The head of the Hanford tank farms announced his retirement to employees Wednesday afternoon after 42 years in the nuclear field.
Mike Johnson, president and project manager of Washington River Protection Solutions, will work through June.
He will be replaced by Lyden "Dave" Olson, the president and project manager of Savannah River Remediation at the Department of Energy site in South Carolina.
Johnson plans to stay in the Tri-Cities, where his wife, Carol Johnson, will continue as president of Washington Closure Hanford, another DOE contractor. He said he will be available to do part time work for URS Corp., the owner of Washington River Protection Solutions with EnergySolutions.
"There are lots of things I haven't done in 42 years," he said.
He plans to be active in the Tri-City community, including continuing his involvement with the Columbia Basin College Foundation Board and Delta High School.
"Mike has been integral to the River Protection Project's achievements made over the past year and a half," Kevin Smith, manager of the DOE Hanford Office of River Protections, said in a statement.
Johnson came to Hanford in May 2011, bringing experience with tank farms from work at Sellafield Facility in the United Kingdom, Savannah River and the Idaho Cleanup Project. In January 2012 he was named acting president of WRPS and became president in March 2012.
He is responsible for 56 million gallons of radioactive waste that is being transferred from underground single-shell tanks to double-shell tanks until it can be treated for disposal.
The tank farms have received national attention in recent months, as six single-shell tanks have been discovered to be leaking and a leak has been discovered within the walls of DOE's oldest double-shell tanks. All were past their design life, in some cases by decades, before Johnson took over.
During Johnson's tenure, three of Hanford's 149 single-shell tanks were emptied within a year, which had not been done before at the site. WRPS set safety records and used a robust new robotic arm, the Mobile Arm Retrieval System, Smith said.
Johnson said his goal was to improve efficiency when he was named president and made progress toward that goal. WRPS set a target in the last half of 2012 to save $4 million, but saved $10 million because of worker input, he said.
In addition, workers reduced the time needed to prepare for the transfer of waste among tanks by 45 percent and increased the number of transfers last year by 300 percent, he said. The transfers are needed as tanks are emptied and to manage the limited space in double-shell tanks.

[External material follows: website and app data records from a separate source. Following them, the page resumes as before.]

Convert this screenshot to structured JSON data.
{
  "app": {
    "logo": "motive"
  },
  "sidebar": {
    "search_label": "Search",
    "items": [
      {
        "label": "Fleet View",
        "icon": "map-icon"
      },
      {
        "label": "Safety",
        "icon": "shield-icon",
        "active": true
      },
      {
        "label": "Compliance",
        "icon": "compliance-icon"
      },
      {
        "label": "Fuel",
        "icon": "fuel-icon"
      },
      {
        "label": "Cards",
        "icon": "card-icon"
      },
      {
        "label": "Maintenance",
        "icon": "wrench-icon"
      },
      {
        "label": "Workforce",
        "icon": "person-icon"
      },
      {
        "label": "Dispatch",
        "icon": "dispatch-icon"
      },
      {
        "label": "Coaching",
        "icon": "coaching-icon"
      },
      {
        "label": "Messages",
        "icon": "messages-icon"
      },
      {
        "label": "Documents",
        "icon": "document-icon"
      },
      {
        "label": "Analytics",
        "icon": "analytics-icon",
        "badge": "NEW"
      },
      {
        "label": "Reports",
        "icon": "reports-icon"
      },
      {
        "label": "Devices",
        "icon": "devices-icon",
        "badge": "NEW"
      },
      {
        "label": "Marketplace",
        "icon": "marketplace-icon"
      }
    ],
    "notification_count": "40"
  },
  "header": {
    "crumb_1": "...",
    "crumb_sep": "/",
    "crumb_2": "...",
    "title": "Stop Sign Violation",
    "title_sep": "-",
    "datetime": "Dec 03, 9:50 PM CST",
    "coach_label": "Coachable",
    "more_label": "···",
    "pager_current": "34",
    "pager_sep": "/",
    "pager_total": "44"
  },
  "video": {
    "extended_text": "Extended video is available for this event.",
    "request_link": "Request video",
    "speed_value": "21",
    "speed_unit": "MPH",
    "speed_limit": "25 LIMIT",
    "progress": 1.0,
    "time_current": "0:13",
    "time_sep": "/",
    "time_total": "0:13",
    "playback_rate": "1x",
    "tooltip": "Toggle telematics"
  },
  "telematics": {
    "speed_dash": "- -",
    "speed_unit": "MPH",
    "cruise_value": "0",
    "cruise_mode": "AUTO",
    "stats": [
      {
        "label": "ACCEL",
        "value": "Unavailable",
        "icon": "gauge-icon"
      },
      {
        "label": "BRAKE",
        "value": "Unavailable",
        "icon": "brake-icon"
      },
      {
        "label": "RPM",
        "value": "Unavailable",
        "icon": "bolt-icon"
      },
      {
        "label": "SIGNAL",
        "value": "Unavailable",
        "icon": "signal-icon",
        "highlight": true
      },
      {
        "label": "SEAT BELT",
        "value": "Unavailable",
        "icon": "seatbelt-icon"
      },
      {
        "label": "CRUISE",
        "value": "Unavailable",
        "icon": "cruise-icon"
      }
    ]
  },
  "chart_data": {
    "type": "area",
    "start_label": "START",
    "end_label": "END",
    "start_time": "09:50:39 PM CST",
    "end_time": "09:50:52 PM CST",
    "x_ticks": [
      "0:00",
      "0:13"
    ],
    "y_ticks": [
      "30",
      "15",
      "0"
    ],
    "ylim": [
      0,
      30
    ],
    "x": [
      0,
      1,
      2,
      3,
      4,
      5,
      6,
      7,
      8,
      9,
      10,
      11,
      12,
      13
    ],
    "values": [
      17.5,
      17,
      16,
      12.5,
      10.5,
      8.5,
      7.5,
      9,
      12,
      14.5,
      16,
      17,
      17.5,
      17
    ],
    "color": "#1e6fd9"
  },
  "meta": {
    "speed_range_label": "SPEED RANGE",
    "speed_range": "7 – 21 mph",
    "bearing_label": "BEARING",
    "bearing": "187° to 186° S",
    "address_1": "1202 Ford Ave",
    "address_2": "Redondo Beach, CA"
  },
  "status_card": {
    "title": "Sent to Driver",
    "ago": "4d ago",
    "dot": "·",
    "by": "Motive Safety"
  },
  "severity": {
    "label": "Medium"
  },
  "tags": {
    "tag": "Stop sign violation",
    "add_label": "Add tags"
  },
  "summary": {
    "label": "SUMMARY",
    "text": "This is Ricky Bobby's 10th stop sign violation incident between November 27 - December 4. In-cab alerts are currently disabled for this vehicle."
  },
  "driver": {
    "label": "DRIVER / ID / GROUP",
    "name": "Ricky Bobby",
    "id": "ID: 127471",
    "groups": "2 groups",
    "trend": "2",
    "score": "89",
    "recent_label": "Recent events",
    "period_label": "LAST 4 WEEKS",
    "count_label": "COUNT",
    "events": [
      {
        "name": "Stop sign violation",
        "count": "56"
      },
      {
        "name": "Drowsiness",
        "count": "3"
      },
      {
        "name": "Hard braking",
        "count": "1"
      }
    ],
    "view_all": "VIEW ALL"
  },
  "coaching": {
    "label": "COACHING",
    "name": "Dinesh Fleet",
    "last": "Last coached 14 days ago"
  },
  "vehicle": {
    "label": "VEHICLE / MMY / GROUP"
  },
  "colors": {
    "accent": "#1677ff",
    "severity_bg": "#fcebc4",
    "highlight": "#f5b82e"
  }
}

"It's been my privilege to lead such a talented team," he said in a memo to employees. They improved radiological protection and dramatically reduced maintenance backlogs, he said. They also expanded operational expertise as the tank farms work toward becoming a round-the-clock operation for the start of the vitrification plant, which will treat the waste.
Labor negotiations have been tough, but he's been proud of the way managers and workers have responded, Johnson said. Union negotiations have been under way at Hanford, including WRPS, for about a year and a half, and Hanford Atomic Metal Trades Council workers have been without a collective bargaining agreement since March.
DOE faces what Johnson called a challenging deadline to have the 16 single-shell tanks in the group called C Tank Farm emptied next year. "Big obstacles have to be knocked down" to meet the deadline in a court-enforced consent decree, he said.
Challenges include technical issues, such as making sure that gas releases within the tank are handled safely, and developing innovations to empty tanks quickly, he said.
WRPS is preparing to install in its second Mobile Arm Retrieval System in a tank, he said. This one will be equipped with a vacuum system to reduce the liquid needed to move the waste toward a pump.
DOE support, congressional effort to obtain money and knowledgeable subcontractors all contributed to successes at the tank farm. Regulators have been fair, but challenging, he said.
Olson will bring experience with waste tanks to Hanford from Savannah River.
"In his current position as president of Savannah River Remediation at the Savannah River Site, he manages a complex, integrated set of radioactive liquid waste facilities," Johnson told employees. "His experience and successful leadership at SRR will transition well to his position as president of WRPS."
Educated as a chemical engineer, Olson has held management positions at Savannah River since 1981. Previously he was deputy project manager and operations manager for Savannah River Remediation. He has more than 30 years of experience in government nuclear facilities.
In Savannah River he has served on education boards and the local United Way board.
w Annette Cary: 582-1533; firstname.lastname@example.org; Twitter: @HanfordNews